*** Opening Data shown ***
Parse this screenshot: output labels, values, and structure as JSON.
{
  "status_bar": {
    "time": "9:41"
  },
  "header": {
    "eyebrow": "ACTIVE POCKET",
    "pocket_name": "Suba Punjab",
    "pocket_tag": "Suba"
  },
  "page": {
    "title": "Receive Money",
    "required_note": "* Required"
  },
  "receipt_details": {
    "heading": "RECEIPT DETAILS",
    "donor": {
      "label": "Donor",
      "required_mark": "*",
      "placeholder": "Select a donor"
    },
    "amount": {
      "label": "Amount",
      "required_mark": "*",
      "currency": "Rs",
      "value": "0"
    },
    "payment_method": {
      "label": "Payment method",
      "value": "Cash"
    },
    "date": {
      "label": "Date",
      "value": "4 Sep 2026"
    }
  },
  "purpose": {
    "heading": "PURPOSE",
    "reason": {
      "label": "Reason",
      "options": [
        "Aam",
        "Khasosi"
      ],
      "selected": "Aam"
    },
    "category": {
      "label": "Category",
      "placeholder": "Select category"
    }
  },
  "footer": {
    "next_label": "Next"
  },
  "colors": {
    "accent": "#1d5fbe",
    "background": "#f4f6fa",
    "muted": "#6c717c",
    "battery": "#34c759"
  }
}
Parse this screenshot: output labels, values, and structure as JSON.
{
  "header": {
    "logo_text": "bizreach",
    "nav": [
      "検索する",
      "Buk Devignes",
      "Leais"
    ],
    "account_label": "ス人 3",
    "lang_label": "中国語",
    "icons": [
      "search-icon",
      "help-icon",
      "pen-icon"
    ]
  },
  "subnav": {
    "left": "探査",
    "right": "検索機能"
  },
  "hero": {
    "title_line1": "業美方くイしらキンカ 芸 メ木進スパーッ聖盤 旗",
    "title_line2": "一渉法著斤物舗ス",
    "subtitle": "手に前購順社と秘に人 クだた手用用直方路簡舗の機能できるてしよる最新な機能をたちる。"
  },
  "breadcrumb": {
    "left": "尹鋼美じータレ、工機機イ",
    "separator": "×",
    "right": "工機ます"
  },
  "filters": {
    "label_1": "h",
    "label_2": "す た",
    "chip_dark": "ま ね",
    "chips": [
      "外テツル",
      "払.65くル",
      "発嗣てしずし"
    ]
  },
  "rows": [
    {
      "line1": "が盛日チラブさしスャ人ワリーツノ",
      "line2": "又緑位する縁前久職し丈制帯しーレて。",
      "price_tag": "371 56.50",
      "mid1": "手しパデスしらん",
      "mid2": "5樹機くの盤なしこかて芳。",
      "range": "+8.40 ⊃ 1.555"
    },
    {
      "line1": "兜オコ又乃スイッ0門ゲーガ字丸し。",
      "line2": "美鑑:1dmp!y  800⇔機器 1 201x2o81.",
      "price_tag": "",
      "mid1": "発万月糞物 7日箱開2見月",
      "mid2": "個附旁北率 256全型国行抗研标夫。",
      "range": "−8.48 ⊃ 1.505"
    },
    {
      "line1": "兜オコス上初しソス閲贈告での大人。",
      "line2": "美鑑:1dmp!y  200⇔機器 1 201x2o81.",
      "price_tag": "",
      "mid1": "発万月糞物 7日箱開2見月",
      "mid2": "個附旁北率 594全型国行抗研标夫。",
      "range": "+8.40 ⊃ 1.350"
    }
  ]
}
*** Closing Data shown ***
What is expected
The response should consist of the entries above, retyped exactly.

Response
Parse this screenshot: output labels, values, and structure as JSON.
{
  "status_bar": {
    "time": "9:41"
  },
  "header": {
    "eyebrow": "ACTIVE POCKET",
    "pocket_name": "Suba Punjab",
    "pocket_tag": "Suba"
  },
  "page": {
    "title": "Receive Money",
    "required_note": "* Required"
  },
  "receipt_details": {
    "heading": "RECEIPT DETAILS",
    "donor": {
      "label": "Donor",
      "required_mark": "*",
      "placeholder": "Select a donor"
    },
    "amount": {
      "label": "Amount",
      "required_mark": "*",
      "currency": "Rs",
      "value": "0"
    },
    "payment_method": {
      "label": "Payment method",
      "value": "Cash"
    },
    "date": {
      "label": "Date",
      "value": "4 Sep 2026"
    }
  },
  "purpose": {
    "heading": "PURPOSE",
    "reason": {
      "label": "Reason",
      "options": [
        "Aam",
        "Khasosi"
      ],
      "selected": "Aam"
    },
    "category": {
      "label": "Category",
      "placeholder": "Select category"
    }
  },
  "footer": {
    "next_label": "Next"
  },
  "colors": {
    "accent": "#1d5fbe",
    "background": "#f4f6fa",
    "muted": "#6c717c",
    "battery": "#34c759"
  }
}
Parse this screenshot: output labels, values, and structure as JSON.
{
  "header": {
    "logo_text": "bizreach",
    "nav": [
      "検索する",
      "Buk Devignes",
      "Leais"
    ],
    "account_label": "ス人 3",
    "lang_label": "中国語",
    "icons": [
      "search-icon",
      "help-icon",
      "pen-icon"
    ]
  },
  "subnav": {
    "left": "探査",
    "right": "検索機能"
  },
  "hero": {
    "title_line1": "業美方くイしらキンカ 芸 メ木進スパーッ聖盤 旗",
    "title_line2": "一渉法著斤物舗ス",
    "subtitle": "手に前購順社と秘に人 クだた手用用直方路簡舗の機能できるてしよる最新な機能をたちる。"
  },
  "breadcrumb": {
    "left": "尹鋼美じータレ、工機機イ",
    "separator": "×",
    "right": "工機ます"
  },
  "filters": {
    "label_1": "h",
    "label_2": "す た",
    "chip_dark": "ま ね",
    "chips": [
      "外テツル",
      "払.65くル",
      "発嗣てしずし"
    ]
  },
  "rows": [
    {
      "line1": "が盛日チラブさしスャ人ワリーツノ",
      "line2": "又緑位する縁前久職し丈制帯しーレて。",
      "price_tag": "371 56.50",
      "mid1": "手しパデスしらん",
      "mid2": "5樹機くの盤なしこかて芳。",
      "range": "+8.40 ⊃ 1.555"
    },
    {
      "line1": "兜オコ又乃スイッ0門ゲーガ字丸し。",
      "line2": "美鑑:1dmp!y  800⇔機器 1 201x2o81.",
      "price_tag": "",
      "mid1": "発万月糞物 7日箱開2見月",
      "mid2": "個附旁北率 256全型国行抗研标夫。",
      "range": "−8.48 ⊃ 1.505"
    },
    {
      "line1": "兜オコス上初しソス閲贈告での大人。",
      "line2": "美鑑:1dmp!y  200⇔機器 1 201x2o81.",
      "price_tag": "",
      "mid1": "発万月糞物 7日箱開2見月",
      "mid2": "個附旁北率 594全型国行抗研标夫。",
      "range": "+8.40 ⊃ 1.350"
    }
  ]
}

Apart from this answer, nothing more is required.